§ **About this exercise**
Among the lines of the records, please find those that contain the word "Move" and copy them.

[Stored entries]

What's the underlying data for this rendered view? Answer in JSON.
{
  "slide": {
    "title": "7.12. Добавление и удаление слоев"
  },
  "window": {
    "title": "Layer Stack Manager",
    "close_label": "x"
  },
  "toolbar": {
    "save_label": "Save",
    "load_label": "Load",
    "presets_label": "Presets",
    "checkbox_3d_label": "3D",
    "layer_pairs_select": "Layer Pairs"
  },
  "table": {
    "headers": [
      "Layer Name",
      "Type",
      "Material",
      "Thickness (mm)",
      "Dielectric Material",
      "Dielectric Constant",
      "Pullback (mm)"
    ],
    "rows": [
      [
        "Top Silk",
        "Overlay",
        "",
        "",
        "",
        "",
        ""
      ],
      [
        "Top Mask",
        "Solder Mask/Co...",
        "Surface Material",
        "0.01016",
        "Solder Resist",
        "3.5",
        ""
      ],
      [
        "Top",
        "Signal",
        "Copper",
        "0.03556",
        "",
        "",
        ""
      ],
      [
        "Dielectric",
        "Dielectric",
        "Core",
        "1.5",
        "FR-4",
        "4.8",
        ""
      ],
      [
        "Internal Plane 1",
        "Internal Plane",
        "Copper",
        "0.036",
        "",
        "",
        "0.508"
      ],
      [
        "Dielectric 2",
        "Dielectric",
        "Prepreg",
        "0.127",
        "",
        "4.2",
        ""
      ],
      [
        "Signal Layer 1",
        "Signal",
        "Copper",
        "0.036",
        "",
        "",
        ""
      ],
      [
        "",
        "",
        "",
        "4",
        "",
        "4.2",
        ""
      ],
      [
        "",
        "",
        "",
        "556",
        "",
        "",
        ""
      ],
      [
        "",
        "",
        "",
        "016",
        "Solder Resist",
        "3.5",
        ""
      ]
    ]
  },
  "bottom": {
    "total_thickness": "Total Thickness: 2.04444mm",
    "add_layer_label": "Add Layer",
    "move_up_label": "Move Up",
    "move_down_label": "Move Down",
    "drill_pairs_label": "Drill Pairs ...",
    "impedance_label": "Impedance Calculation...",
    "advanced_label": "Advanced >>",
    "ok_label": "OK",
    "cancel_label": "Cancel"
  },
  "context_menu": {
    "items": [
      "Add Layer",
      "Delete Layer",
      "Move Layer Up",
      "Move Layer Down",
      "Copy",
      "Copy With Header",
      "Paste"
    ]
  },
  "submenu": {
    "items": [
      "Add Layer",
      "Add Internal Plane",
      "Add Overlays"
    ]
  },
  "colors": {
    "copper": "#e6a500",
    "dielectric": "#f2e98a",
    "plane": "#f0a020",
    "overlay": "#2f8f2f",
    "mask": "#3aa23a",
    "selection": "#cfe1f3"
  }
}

§ **Result of this exercise**
    "move_up_label": "Move Up",
    "move_down_label": "Move Down",
      "Move Layer Up",
      "Move Layer Down",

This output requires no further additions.